Background and aims
Phenological variations in tropical forests are usually explained by climate. Nevertheless, considering that soil water availability and nutrient content also influence plant water status and metabolism, soil conditions may also be important in the regulation of plant reproductive and vegetative activities over time. We investigated whether phenological patterns and stem growth differ in trees growing in two types of soil that display contrasting water and nutrient availability, namely, Gleysol (moist and nutrient-poor) and Cambisol (drier and nutrient-rich).
Phenological observations (flushing, leaf fall, flowering and fruiting) and stem diameter growth were recorded for 120 trees fitted with fixed dendrometer bands, at 15 days intervals, for 1 year. Two species of contrasting deciduousness were investigated: Senna multijuga (semi-deciduous) and Citharexylum myrianthum (deciduous).
Both species were seasonal in all phenophases, regardless of soil type. However, frequency, mean date and intensity of phenophases varied according to soil type. Girth increment of C. myrianthum was four times greater in Cambisol than in Gleysol, whereas the type of soil had no significant effect on that of S. multijuga.

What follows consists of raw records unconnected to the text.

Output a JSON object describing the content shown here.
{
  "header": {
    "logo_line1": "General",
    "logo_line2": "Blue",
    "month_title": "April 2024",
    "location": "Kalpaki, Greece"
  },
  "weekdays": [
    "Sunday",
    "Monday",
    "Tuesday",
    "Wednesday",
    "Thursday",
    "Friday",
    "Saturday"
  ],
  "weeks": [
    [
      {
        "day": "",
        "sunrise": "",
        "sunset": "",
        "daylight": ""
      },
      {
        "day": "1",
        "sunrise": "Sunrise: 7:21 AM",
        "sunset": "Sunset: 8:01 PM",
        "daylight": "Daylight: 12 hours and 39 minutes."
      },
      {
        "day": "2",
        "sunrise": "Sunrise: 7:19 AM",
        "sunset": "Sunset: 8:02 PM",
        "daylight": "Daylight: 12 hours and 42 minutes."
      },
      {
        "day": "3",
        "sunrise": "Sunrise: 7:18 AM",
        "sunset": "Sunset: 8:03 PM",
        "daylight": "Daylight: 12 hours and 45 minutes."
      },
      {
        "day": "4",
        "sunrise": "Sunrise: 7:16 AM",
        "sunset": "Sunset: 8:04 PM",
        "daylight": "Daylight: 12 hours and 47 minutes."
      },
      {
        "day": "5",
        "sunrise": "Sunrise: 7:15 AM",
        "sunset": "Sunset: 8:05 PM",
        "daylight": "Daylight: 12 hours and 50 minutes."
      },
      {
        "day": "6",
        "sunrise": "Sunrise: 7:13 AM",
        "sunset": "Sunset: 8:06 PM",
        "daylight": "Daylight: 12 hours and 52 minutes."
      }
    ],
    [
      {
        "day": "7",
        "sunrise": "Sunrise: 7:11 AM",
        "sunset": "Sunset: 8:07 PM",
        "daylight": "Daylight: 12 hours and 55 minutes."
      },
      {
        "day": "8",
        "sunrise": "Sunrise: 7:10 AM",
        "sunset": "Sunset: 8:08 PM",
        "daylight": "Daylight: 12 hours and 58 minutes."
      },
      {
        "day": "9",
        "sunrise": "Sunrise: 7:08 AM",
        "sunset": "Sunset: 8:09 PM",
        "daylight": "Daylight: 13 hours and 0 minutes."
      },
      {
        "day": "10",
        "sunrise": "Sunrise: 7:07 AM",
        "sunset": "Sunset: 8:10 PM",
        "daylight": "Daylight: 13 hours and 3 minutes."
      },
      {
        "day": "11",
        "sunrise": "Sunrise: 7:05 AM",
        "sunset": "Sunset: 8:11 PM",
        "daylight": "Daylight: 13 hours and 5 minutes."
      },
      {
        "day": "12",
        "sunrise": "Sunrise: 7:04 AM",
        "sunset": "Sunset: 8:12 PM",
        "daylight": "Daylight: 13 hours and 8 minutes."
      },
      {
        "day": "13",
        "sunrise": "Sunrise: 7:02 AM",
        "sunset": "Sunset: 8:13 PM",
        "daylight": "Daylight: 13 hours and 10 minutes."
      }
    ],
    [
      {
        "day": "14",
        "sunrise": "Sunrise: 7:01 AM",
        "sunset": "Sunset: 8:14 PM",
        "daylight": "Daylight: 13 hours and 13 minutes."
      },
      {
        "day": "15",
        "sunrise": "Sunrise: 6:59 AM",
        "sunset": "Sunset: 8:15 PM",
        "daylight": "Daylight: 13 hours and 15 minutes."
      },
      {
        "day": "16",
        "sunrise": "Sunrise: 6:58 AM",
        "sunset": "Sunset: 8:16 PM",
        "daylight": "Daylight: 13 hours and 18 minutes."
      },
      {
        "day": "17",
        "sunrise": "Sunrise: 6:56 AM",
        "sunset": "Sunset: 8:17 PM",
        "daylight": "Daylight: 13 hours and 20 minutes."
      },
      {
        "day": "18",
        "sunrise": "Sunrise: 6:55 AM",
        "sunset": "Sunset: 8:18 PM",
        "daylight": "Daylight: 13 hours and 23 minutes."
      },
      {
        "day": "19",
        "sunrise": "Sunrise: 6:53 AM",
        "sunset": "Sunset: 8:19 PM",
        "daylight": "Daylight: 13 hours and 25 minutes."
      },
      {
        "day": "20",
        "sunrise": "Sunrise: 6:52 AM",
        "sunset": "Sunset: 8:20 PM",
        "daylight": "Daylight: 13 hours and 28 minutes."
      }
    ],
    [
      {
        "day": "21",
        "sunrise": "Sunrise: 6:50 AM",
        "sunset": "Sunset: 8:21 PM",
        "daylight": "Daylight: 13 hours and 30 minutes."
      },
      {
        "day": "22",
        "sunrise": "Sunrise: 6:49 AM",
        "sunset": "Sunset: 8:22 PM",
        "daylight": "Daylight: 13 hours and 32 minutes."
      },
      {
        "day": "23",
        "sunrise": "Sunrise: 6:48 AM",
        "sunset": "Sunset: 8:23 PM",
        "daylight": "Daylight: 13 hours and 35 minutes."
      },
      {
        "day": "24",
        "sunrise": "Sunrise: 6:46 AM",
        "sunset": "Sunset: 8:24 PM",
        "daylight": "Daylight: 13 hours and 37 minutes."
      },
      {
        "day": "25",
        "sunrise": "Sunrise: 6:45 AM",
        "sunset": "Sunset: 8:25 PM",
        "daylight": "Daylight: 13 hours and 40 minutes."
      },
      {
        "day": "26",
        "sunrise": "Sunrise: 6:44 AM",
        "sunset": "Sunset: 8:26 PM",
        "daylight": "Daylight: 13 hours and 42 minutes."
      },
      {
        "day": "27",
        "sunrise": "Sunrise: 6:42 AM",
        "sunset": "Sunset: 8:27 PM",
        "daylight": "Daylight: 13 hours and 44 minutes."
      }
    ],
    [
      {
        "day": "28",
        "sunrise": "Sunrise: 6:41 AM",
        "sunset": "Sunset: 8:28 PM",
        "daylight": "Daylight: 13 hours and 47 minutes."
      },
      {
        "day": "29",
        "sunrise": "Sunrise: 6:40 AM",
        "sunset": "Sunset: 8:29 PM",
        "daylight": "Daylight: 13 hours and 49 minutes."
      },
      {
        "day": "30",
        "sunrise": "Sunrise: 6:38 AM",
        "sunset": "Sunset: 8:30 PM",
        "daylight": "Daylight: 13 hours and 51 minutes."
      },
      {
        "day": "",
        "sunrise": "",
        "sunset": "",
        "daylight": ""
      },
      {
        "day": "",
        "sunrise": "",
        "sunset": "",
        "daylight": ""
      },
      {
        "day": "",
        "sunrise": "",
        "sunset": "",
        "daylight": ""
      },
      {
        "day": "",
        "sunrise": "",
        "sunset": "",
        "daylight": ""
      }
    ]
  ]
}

These results show that soil characteristics also play an important role in determining phenological patterns and growth and must be considered when analysing phenological patterns in tropical forests.